Trawling through the Facebook feed, it’s not uncommon to see a Tab article from one university or another arguing why a sciences degree is either harder or better than an arts degree, and sometimes vice versa too. But it undeniably tends to be the arts students who are the butt of people’s jokes. I might have worked hard at A Levels and achieved brilliant grades which got me into a top university, but that doesn’t stop people asking me what on earth I could plan to do with an English degree besides teach Of Mice and Men in secondary schools, a book I’ve actually never read. So is it true that despite my Warwick status, I have no future because of my useless degree? Does the same rule apply to all arts students?
The value of arts students in a capitalist society is certainly less clear cut: degrees that can be applied more practically, for example financial or engineering degrees, seem to have more productive careers waiting for them. At times I have even questioned what the point of my degree is; for instance, when reading a completely bizarre poem for my modern poetry module, I have sat there thinking, ‘What is the purpose of this? Is this a valuable use of government money, people’s taxes?’
That doesn’t stop people asking me what on earth I could plan to do with an English degree besides teach Of Mice and Men in secondary schools

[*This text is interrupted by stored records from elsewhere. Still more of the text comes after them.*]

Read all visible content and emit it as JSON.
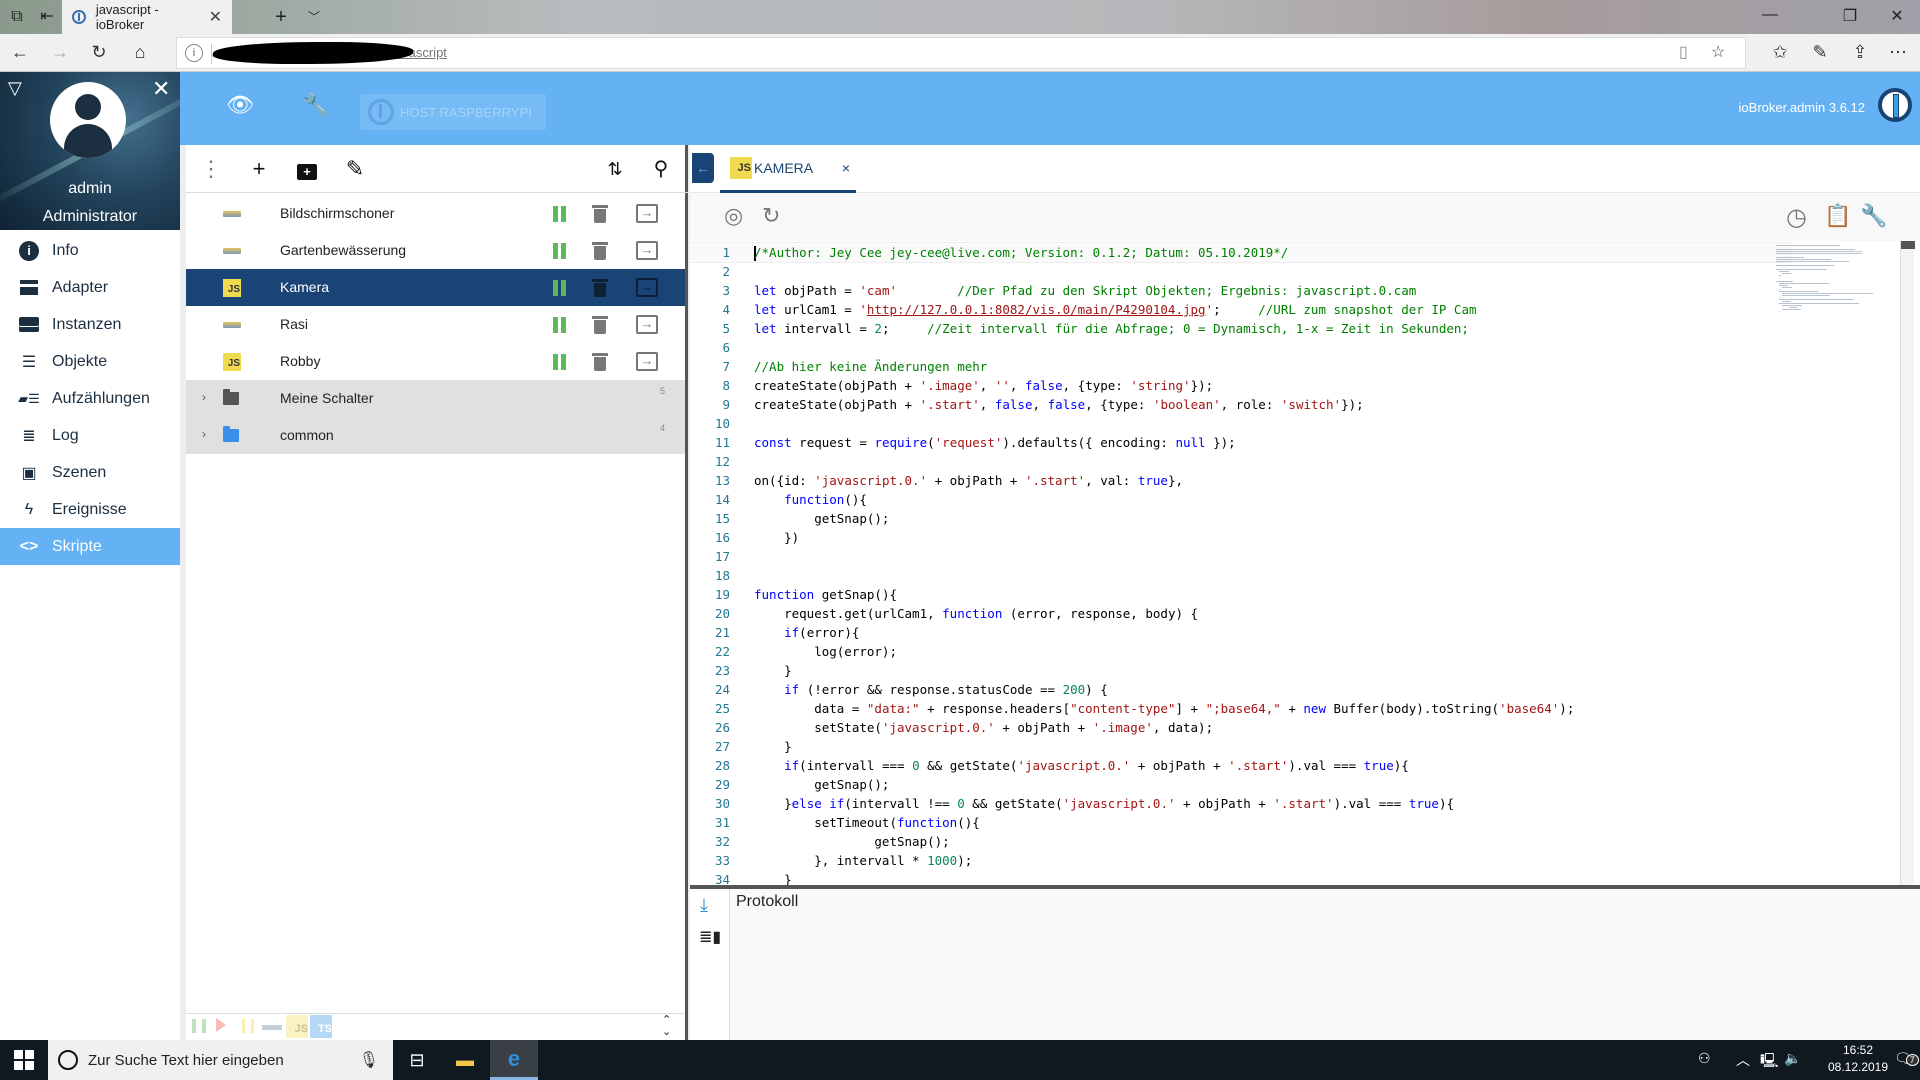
{
  "browser": {
    "tab_title": "javascript - ioBroker",
    "url_visible_suffix": "javascript",
    "icons": [
      "tab-list-icon",
      "tab-aside-icon",
      "new-tab-icon",
      "tab-dropdown-icon",
      "back-icon",
      "forward-icon",
      "refresh-icon",
      "home-icon",
      "site-info-icon",
      "reading-view-icon",
      "favorite-star-icon",
      "favorites-list-icon",
      "pen-icon",
      "share-icon",
      "more-icon"
    ],
    "window_controls": [
      "minimize",
      "restore",
      "close"
    ]
  },
  "header": {
    "host_button": "HOST RASPBERRYPI",
    "version": "ioBroker.admin 3.6.12"
  },
  "drawer": {
    "user_name": "admin",
    "user_role": "Administrator",
    "items": [
      {
        "label": "Info",
        "icon": "info-icon"
      },
      {
        "label": "Adapter",
        "icon": "store-icon"
      },
      {
        "label": "Instanzen",
        "icon": "instances-icon"
      },
      {
        "label": "Objekte",
        "icon": "list-icon"
      },
      {
        "label": "Aufzählungen",
        "icon": "enums-icon"
      },
      {
        "label": "Log",
        "icon": "log-icon"
      },
      {
        "label": "Szenen",
        "icon": "scenes-icon"
      },
      {
        "label": "Ereignisse",
        "icon": "lightning-icon"
      },
      {
        "label": "Skripte",
        "icon": "code-icon",
        "active": true
      }
    ]
  },
  "scripts": {
    "items": [
      {
        "name": "Bildschirmschoner",
        "type": "blockly"
      },
      {
        "name": "Gartenbewässerung",
        "type": "blockly"
      },
      {
        "name": "Kamera",
        "type": "js",
        "selected": true
      },
      {
        "name": "Rasi",
        "type": "blockly"
      },
      {
        "name": "Robby",
        "type": "js"
      }
    ],
    "folders": [
      {
        "name": "Meine Schalter",
        "count": "5",
        "color": "#555555"
      },
      {
        "name": "common",
        "count": "4",
        "color": "#3b8eea"
      }
    ],
    "js_badge": "JS",
    "ts_badge": "TS"
  },
  "editor": {
    "tab_label": "KAMERA",
    "tab_close": "×",
    "log_title": "Protokoll",
    "code_lines": [
      "/*Author: Jey Cee jey-cee@live.com; Version: 0.1.2; Datum: 05.10.2019*/",
      "",
      "let objPath = 'cam'        //Der Pfad zu den Skript Objekten; Ergebnis: javascript.0.cam",
      "let urlCam1 = 'http://127.0.0.1:8082/vis.0/main/P4290104.jpg';     //URL zum snapshot der IP Cam",
      "let intervall = 2;     //Zeit intervall für die Abfrage; 0 = Dynamisch, 1-x = Zeit in Sekunden;",
      "",
      "//Ab hier keine Änderungen mehr",
      "createState(objPath + '.image', '', false, {type: 'string'});",
      "createState(objPath + '.start', false, false, {type: 'boolean', role: 'switch'});",
      "",
      "const request = require('request').defaults({ encoding: null });",
      "",
      "on({id: 'javascript.0.' + objPath + '.start', val: true},",
      "    function(){",
      "        getSnap();",
      "    })",
      "",
      "",
      "function getSnap(){",
      "    request.get(urlCam1, function (error, response, body) {",
      "    if(error){",
      "        log(error);",
      "    }",
      "    if (!error && response.statusCode == 200) {",
      "        data = \"data:\" + response.headers[\"content-type\"] + \";base64,\" + new Buffer(body).toString('base64');",
      "        setState('javascript.0.' + objPath + '.image', data);",
      "    }",
      "    if(intervall === 0 && getState('javascript.0.' + objPath + '.start').val === true){",
      "        getSnap();",
      "    }else if(intervall !== 0 && getState('javascript.0.' + objPath + '.start').val === true){",
      "        setTimeout(function(){",
      "                getSnap();",
      "        }, intervall * 1000);",
      "    }"
    ]
  },
  "taskbar": {
    "search_placeholder": "Zur Suche Text hier eingeben",
    "time": "16:52",
    "date": "08.12.2019",
    "notification_count": "7"
  },
  "colors": {
    "header_blue": "#64b2f4",
    "selected_navy": "#194475",
    "running_green": "#5cb85c",
    "fab_red": "#ff7777"
  }
}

It is firstly important to note that university should not simply be about the end result, but the entire process that shapes you. As well as all the extra-curricular activities that go alongside a degree, the pleasure of learning about something you’re interested in is in itself an important way to develop people as individuals and realise more about themselves and the world. There is little point in taking a science degree if it is not your ultimate interest, because overall you will end up performing worse and missing out on the benefits that come from being happy in your time at university. Also, arts degrees have far fewer contact hours, leaving plenty of time to explore other interests!
However, in terms of how the degree is productive to society, it is important to consider the different forms that intelligence takes. I recently read, for example, a Times article which claimed that IQ is now increasingly considered overrated, and employers are more likely to focus on one’s emotional intelligence. Emotional intelligence is more complex than simply being able to control and manage one’s emotions; it is also about being able to understand one’s strengths and weaknesses, and being critical and analytical. These ‘EQ’ qualities are at the forefront of arts degrees; literature or theatre, for example, are lenses by which to analyse people and the world, in the same way that sociology or psychology are. A lot of literature and theatre is about looking at the processes which created that art – the historical and political circumstances surrounding it, for example. Arts degrees are a way of accessing the way in which people think and feel, which ultimately makes up and reflects the society we live in – and all this needs to be done from the most objective standpoint possible. These are effective qualities to find in people who work towards a better society, and definitely the kind of people you want in, say, Parliament.
Arts degrees are a way of accessing the way in which people think and feel, which ultimately makes up and reflects the society we live in
Arts degrees at Warwick, in particular, allow a lot of room for depth and exploration. The English department, for instance, offers roughly forty modules for honours students which range from 21st century U.S Literature – talking all about Trump of course – to Shakespeare. The opportunity to explore such a broad scope of history gives students a holistic understanding of the world around them, of different people and different societies. Rather than arguing that certain students are more valuable than others, why not embrace all different kinds of intelligence, and enjoy a diverse society? There are always going to be people who can perform medicine, so if this is not something you can do, don’t worry: it is best to focus on what you can do for society as opposed to what you can’t do, and in this case an arts degree is extremely beneficial for developing those analytical and empathetic skills which are essential to society.